Several research teams of the Allen School focus on antimicrobial resistance and the emerging issues that come from the spread of resistant zoonotic diseases. Work spans the genetic study of resistant E. coli to wider epidemiological studies of resistant food-borne pathogens and to the development of alternatives to antibiotic treatments for disease. If you are interested in learning more about Allen School antimicrobial resistance initiatives, visit that page when you’re done here.
Escherichia coli and Salmonella enterica
Researcher: Dr. Douglas Call
Dr. Call’s team examines the mechanisms that lead to the emergence, amplification, persistence, and dissemination of antibiotic resistance in food animal production systems. Following that work, they have gone on to develop vaccine, microcin, and probiotic tools to combat zoonotic pathogens independent of antibiotics.
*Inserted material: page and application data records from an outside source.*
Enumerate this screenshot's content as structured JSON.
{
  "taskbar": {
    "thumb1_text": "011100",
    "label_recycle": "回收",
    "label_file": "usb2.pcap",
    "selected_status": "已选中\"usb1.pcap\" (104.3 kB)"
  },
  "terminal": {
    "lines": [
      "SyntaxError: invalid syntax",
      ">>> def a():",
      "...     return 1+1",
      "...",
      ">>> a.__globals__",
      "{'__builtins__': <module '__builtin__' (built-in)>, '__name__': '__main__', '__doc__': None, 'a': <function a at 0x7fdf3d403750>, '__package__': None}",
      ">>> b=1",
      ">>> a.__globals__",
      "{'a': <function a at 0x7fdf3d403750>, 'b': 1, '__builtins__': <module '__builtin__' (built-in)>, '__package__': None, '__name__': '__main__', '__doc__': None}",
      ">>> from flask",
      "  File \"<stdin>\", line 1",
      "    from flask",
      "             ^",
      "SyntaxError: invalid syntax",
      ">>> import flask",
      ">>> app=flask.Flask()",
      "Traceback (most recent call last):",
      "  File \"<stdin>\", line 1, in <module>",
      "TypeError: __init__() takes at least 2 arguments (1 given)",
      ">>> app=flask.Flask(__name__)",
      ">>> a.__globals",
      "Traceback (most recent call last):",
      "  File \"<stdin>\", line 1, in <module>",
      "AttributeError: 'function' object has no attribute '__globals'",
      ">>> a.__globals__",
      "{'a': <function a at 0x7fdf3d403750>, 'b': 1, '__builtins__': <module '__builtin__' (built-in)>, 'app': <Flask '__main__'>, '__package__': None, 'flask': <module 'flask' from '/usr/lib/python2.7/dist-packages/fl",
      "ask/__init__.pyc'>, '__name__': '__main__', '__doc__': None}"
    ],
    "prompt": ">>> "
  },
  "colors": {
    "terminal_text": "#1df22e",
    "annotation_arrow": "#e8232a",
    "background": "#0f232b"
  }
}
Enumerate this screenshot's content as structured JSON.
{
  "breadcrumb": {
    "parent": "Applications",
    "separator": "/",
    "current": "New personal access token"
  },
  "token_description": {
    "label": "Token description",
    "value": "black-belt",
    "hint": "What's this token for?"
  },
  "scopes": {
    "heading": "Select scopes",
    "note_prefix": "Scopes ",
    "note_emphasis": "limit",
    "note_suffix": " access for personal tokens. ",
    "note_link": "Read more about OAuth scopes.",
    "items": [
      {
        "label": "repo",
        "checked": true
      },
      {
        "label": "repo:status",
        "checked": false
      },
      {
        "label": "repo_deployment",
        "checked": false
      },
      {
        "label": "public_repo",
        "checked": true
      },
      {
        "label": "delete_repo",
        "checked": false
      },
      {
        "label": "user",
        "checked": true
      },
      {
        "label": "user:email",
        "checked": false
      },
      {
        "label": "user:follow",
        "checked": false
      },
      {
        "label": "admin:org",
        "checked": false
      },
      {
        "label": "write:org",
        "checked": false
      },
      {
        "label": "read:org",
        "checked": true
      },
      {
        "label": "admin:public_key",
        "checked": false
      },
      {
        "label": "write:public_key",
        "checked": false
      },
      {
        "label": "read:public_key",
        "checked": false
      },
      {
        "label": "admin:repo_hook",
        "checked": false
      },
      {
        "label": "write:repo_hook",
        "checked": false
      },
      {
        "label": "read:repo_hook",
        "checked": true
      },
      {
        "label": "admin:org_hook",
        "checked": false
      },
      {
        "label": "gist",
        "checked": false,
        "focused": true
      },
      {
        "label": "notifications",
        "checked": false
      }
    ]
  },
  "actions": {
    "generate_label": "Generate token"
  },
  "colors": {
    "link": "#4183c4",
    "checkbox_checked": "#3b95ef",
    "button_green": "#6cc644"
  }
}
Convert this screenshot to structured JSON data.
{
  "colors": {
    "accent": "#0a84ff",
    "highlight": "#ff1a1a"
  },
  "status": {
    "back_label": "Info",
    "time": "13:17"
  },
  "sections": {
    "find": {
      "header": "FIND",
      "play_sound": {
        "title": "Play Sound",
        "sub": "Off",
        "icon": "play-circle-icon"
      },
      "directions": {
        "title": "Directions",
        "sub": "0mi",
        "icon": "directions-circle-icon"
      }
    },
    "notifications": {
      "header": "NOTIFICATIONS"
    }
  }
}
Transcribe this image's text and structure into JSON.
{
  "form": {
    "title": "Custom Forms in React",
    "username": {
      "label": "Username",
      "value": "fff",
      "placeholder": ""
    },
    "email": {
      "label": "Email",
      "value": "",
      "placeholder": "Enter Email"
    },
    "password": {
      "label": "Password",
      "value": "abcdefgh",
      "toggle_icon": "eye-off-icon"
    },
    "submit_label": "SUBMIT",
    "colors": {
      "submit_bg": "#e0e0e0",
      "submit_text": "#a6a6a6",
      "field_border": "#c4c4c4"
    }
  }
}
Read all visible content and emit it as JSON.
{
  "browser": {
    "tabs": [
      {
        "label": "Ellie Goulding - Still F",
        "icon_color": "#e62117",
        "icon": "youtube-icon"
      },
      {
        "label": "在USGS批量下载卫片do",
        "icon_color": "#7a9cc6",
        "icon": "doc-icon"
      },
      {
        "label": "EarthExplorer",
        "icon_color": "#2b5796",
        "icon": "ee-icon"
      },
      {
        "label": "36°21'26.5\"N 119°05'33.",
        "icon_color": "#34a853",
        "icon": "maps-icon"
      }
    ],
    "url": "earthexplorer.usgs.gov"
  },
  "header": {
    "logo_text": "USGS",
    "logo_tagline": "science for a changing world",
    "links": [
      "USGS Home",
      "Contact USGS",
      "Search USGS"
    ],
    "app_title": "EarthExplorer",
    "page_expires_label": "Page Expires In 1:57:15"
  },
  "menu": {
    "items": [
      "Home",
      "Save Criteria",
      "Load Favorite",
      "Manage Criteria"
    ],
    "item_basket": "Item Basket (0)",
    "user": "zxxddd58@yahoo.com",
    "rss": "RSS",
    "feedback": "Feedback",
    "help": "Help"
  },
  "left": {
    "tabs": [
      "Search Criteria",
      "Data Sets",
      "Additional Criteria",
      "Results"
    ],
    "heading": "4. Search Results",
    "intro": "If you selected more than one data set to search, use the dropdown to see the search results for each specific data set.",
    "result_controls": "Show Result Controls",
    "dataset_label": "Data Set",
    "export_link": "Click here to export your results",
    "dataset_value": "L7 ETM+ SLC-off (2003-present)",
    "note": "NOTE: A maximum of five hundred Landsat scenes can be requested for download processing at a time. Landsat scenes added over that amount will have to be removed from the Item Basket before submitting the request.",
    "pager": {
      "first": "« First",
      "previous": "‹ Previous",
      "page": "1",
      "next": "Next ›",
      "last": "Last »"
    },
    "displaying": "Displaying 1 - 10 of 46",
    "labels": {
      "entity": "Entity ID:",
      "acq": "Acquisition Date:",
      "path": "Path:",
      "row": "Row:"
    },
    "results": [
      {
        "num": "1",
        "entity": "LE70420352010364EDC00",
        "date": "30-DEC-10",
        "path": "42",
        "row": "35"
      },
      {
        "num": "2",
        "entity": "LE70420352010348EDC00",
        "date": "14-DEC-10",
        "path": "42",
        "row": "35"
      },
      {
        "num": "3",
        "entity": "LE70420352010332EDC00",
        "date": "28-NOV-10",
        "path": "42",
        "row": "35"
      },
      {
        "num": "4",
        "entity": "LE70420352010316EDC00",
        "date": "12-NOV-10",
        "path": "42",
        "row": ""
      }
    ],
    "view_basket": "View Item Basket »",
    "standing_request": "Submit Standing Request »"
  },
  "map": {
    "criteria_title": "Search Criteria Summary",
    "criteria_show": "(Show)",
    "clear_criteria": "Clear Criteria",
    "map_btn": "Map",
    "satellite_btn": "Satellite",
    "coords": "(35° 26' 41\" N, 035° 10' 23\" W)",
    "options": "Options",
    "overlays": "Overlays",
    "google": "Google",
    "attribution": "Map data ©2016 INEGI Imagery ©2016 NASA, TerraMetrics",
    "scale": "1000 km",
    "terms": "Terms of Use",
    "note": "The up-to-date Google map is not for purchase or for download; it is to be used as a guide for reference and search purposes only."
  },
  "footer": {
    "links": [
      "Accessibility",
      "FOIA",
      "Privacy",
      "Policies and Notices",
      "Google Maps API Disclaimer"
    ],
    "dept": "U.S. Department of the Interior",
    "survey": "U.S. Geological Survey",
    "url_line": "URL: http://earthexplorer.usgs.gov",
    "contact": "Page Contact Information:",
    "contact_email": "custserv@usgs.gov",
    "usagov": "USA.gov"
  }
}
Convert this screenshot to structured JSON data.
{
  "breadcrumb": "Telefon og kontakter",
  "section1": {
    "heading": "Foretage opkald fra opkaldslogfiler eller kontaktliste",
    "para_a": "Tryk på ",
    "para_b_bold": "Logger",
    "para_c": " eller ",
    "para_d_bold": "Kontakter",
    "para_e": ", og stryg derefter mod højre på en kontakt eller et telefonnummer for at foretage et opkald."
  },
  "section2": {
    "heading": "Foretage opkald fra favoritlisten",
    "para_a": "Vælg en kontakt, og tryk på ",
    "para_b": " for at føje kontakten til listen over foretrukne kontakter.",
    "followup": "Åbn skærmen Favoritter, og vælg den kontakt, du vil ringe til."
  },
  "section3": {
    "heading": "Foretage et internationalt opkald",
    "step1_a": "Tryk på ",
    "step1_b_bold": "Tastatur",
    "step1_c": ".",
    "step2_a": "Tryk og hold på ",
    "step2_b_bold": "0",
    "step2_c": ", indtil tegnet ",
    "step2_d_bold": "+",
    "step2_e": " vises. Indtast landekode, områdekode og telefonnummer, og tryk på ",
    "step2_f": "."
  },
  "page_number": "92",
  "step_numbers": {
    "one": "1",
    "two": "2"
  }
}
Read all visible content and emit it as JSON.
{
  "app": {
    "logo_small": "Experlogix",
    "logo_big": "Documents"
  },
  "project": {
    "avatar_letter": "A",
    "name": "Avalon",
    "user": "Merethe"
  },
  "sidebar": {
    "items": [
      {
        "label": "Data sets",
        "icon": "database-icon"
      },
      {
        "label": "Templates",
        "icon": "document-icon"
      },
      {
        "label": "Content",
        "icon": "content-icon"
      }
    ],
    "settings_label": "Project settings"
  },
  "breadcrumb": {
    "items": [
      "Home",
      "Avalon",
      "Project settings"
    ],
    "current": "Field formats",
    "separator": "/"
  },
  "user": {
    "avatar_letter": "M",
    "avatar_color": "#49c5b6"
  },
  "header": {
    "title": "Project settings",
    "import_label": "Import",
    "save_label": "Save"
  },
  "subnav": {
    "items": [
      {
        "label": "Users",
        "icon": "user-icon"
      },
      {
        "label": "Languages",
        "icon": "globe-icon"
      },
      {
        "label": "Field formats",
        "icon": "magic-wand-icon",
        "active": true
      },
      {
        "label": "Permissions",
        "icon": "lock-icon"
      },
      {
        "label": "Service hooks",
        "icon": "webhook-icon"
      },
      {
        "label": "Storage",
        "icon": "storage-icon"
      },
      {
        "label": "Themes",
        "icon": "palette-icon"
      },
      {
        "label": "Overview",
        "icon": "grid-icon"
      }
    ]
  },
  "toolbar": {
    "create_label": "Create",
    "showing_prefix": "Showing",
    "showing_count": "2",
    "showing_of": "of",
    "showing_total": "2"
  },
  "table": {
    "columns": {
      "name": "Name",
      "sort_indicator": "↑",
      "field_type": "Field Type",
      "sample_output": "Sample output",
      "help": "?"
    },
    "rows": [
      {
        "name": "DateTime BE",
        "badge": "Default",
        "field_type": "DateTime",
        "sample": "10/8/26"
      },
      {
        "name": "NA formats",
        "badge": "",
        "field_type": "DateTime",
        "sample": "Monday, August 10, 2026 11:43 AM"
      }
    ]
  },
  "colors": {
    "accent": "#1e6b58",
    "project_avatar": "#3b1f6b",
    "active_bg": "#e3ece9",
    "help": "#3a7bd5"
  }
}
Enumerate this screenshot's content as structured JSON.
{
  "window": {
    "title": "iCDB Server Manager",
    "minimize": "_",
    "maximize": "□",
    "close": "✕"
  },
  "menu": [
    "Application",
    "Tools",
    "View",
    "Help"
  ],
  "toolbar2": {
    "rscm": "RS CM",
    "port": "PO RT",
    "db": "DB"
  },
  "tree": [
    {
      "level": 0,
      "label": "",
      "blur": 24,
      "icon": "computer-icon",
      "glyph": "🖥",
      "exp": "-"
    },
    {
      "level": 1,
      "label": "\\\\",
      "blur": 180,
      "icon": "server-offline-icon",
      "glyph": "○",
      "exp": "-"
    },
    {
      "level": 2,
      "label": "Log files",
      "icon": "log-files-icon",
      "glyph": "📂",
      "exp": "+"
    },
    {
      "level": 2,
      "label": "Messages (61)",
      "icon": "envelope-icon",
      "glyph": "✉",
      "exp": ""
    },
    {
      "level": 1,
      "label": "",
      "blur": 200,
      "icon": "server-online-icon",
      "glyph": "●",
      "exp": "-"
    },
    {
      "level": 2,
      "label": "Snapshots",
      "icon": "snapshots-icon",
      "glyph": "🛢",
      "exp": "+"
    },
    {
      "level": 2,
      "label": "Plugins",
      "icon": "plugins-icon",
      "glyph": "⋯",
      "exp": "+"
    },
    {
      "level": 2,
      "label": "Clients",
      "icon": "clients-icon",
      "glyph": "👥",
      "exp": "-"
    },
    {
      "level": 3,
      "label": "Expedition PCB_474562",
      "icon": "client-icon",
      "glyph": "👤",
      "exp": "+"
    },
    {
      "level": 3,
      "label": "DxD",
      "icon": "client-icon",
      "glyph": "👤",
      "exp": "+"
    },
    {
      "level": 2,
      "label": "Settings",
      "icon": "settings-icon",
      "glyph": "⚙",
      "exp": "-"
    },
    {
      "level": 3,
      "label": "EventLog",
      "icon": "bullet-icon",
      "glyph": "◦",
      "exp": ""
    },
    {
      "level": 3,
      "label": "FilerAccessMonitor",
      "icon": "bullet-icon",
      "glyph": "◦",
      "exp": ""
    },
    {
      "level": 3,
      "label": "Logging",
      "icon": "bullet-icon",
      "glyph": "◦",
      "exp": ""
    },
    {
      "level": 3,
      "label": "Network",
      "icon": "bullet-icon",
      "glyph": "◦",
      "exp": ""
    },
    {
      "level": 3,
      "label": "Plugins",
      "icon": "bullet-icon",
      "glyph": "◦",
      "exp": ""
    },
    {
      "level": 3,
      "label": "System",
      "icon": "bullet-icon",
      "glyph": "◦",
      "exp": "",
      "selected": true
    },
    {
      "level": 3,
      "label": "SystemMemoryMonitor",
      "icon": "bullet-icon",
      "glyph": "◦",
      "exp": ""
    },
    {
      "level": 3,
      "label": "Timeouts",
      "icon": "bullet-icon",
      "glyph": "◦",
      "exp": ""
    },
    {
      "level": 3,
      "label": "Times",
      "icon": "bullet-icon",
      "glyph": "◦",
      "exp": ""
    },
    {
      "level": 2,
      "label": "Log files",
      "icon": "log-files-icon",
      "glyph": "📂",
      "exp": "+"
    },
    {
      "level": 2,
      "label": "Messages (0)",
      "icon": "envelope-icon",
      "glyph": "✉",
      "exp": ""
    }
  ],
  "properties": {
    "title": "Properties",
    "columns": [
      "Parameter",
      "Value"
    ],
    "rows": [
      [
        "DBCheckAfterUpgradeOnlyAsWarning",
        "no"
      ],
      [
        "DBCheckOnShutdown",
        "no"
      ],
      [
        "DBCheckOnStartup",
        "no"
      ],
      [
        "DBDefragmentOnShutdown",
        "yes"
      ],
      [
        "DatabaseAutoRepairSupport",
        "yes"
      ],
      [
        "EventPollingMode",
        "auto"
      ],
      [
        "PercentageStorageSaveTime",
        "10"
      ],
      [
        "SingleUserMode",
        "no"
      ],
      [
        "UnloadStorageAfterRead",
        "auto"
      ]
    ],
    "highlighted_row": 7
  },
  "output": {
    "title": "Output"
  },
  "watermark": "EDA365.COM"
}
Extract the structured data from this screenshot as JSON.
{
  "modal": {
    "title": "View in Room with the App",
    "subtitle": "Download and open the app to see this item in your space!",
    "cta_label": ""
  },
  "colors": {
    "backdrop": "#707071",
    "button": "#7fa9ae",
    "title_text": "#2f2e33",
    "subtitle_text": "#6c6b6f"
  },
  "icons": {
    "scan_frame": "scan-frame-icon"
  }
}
Some of this research depends on the development of algorithms to rapidly genotype and fingerprint bacteria using next-generation sequencing.
Alternatives to Antibiotics
Researcher: Dr. Tom Kawula
Dr. Kawula’s group is developing small molecule treatments that control specific bacterial infections via mechanism that are fundamentally different from traditional antimicrobial (antibiotic) agents. These alternative treatments work by enhancing or complementing natural host immune mechanism, or by altering host processes that inadvertently support pathogen replication and survival.
Determinants of Antibiotic Resistance
Researcher: Dr. Margaret Davis
Dr. Davis’ lab explores the causes of antimicrobial resistance in bacterial pathogens. Through a focus on the molecular epidemiology of zoonotic food-borne pathogens, her team has examined multi-drug antimicrobial resistance in Salmonella enterica and other Gram-negative bacteria.
Infectious Disease Surveillance
Researcher: Dr. Timothy Baszler
Dr. Baszler’s research projects study the advancement and delivery of tools for laboratory diagnosticians and regulatory disease officials. This work focuses on global infectious disease surveillance and diagnostic capacity building in developing countries. His team recognizes that effective animal health services are essential in the development of systems that can detect emerging resistant pathogens as well as endemic pathogens of importance to both human and animal health.
Shao Lu is a graduate student in the IID program. Finishing in 2018, he has been researching regulation, inhibition, and self-immunity of a small antimicrobial peptide known as microcin PDI. When reflecting on his WSU experience, Shao said, “My first time visiting WSU, I noticed quickly the diversity of the graduate student body - people from various parts of the world with different cultures and scientific expertise working together. In addition, a diverse and dedicated group of faculty and staff in the program are passionate about mentoring and supporting the students to ensure their success."